Each day is unique. There is much that seems unchanged from day to day…the numbness, the pain, the lack of sleep. What does change each day is my attitude, my emotions, my perspective and outlook, my fears and doubts, my confidence. Yesterday was a gloomy day. Today is brighter. This journey through injury is not one I wanted to ever travel, but here I am. Today I feel some hope that I will get through this to be better and stronger than before. Today I feel hopeful that I will look back at this time and say that it was the best thing that ever happened. I might not feel the same way tomorrow, but I am going to grab hold of today’s hopefulness and drag it along with me through each new day like a toddler’s favourite blanket. I can focus on the good, the small steps forward, and wrap myself up in that blanket of hope on the days when nothing seems right in my world.


10. If you could go back to last January 1, what suggestions would you give your past self?
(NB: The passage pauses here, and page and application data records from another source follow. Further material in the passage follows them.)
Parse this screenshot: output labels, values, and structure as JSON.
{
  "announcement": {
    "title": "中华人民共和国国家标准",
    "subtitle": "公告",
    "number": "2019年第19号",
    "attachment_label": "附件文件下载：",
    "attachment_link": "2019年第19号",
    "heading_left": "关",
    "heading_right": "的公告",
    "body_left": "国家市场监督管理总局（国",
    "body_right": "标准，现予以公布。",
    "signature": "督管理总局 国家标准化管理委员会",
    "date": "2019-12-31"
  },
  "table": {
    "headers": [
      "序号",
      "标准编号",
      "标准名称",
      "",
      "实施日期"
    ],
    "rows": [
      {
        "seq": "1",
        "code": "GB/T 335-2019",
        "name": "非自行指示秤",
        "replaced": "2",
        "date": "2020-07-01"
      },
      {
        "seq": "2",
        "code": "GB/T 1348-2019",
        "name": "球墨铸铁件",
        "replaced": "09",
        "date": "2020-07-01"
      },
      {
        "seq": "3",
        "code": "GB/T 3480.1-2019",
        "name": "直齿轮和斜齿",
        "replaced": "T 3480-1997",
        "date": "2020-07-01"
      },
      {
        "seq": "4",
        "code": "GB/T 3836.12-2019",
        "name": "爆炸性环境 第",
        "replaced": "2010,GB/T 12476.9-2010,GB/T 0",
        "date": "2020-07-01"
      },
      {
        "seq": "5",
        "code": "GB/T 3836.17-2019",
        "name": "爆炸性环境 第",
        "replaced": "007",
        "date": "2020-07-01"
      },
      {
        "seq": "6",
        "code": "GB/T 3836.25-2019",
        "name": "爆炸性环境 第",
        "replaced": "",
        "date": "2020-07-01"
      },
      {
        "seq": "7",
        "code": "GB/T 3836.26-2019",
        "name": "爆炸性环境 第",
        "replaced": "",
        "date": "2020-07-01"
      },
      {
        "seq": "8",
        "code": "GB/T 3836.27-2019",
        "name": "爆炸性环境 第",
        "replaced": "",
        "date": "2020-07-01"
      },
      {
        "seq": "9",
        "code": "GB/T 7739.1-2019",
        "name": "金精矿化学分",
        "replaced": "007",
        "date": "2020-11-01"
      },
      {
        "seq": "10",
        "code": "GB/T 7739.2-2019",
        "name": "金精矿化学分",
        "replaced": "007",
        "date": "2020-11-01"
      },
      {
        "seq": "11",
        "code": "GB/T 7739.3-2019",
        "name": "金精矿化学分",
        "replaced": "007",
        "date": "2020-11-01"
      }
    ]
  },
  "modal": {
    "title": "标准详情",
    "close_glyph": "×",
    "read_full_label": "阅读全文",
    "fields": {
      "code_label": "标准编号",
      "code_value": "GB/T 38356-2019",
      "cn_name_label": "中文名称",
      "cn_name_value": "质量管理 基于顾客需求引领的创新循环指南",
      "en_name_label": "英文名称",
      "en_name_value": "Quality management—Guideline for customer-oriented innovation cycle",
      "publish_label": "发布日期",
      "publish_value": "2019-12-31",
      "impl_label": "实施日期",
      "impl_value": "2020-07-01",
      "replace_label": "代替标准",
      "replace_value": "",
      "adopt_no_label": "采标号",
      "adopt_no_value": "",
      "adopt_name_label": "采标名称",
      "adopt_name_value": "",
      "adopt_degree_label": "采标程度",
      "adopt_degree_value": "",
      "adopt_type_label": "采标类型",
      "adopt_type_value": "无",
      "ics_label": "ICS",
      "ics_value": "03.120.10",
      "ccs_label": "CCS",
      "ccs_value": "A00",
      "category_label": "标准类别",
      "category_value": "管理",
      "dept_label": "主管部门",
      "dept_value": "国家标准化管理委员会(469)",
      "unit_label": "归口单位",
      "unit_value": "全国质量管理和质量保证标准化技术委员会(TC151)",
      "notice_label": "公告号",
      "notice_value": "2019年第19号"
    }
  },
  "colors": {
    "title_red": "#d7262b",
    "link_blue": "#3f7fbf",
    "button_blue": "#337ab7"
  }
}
There is a saying about hindsight being 20/20, and it is usually true. Looking back we can more easily discern the wisdom (or lack of) in our decisions and actions. We can see more clearly the hazards that laid in wait for us, and we can quickly see the alternate routes that we should have taken in our quest to get ahead in this game of life. There are occasions though when our ability to look into the past is hampered by the limitations of memory. Maybe we don’t want to remember or perhaps the occasion was not sufficient to cement itself at the forefront of our memories. Such things are seldom lost forever, but they take a fair bit of time and patient coaxing to draw them out of the depths where they reside. As I prepare to answer the question that leads off this blog post, I know that forgotten memories will rise to the surface at random moments after I have finished this post. No matter how much time I spend on reflection, my memories will always shift and shimmer in unpredictable patterns.

So, if I could go back to January 1, 2017, what advice would I give myself?

  • Do not hang out in a body weight squat for 5 minutes! Probably not even for 2 minutes!
  • Take more time off than just a long weekend for our anniversary vacation.
  • You’re going to lose some friends. It won’t make sense and it will hurt, but you will be okay.
  • Yeah, losing some friends is going to cause a bunch of insecurities to bubble to the surface, but don’t let those insecurities change the shape of your character. You know who you are and who you are not. You also have people in your life who also know who you are and who you are not; trust them.
  • You might have a disappointing competition experience. This would be unfamiliar to you, but it is a normal part of being an athlete or competitor. Sometimes you win, sometimes you lose. Sometimes you win but still have a sub-par performance or injuries. It’s okay to be frustrated and disappointed, but you are strong enough to pick yourself up and move on.
  • You know how you want to try stand up paddleboarding? Just do it!
  • When you see the really good deal on Christmas tree lights, don’t be afraid of buying too many! You know that the ones you have are old and in need of replacing. Buy more than you think you will need, because you don’t want to have to mix a couple strands of newer cool white lights with strands of older yellowish white lights!
  • When you herniate your disc and your boss asks if you want to take a leave of absence, do it. Forget about your pride and propensity for people pleasing. Do not think that gritting your teeth, digging fingernails into palms, and choking back tears are satisfactory means of surviving a shift at work!
  • Get a zero gravity chair! It beats sprawling on the living room floor when sitting is too painful. Trust me…you’ll need it a lot this year!
  • Wear the bikini. Spend more time in the backyard pool.
  • Regardless of what comes at you remember this…you are brave, you are strong, you are thoughtful, you are kind, you are loving, you are trustworthy, you are enough!